What you will do: For the string "region", search the entries below and copy every line where it appears.

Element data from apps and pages

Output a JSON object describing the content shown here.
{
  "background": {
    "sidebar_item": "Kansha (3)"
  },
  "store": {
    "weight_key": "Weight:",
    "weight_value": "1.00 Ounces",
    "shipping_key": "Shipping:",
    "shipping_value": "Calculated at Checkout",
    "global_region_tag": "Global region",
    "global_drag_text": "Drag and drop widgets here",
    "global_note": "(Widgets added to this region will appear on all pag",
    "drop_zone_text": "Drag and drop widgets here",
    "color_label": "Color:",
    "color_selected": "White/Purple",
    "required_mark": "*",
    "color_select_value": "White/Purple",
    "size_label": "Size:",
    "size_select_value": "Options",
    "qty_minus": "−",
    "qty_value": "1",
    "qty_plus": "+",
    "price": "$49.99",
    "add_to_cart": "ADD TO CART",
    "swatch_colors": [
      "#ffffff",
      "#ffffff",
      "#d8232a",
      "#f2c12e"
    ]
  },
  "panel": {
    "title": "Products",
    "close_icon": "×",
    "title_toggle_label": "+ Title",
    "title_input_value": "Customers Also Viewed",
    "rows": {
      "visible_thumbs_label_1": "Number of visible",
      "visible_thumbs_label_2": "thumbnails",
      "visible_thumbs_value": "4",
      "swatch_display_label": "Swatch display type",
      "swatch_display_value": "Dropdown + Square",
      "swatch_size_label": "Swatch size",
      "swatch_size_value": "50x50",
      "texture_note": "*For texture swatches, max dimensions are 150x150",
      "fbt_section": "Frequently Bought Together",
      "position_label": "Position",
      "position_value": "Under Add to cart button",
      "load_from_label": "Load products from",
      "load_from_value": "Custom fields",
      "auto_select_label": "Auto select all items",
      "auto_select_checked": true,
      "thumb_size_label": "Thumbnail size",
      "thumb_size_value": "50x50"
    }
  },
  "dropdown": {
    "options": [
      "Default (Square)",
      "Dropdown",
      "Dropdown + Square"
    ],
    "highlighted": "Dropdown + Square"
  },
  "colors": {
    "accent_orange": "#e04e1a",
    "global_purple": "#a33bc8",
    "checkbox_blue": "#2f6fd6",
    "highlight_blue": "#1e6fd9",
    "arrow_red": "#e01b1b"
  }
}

Task solution:
    "global_region_tag": "Global region",
    "global_note": "(Widgets added to this region will appear on all pag",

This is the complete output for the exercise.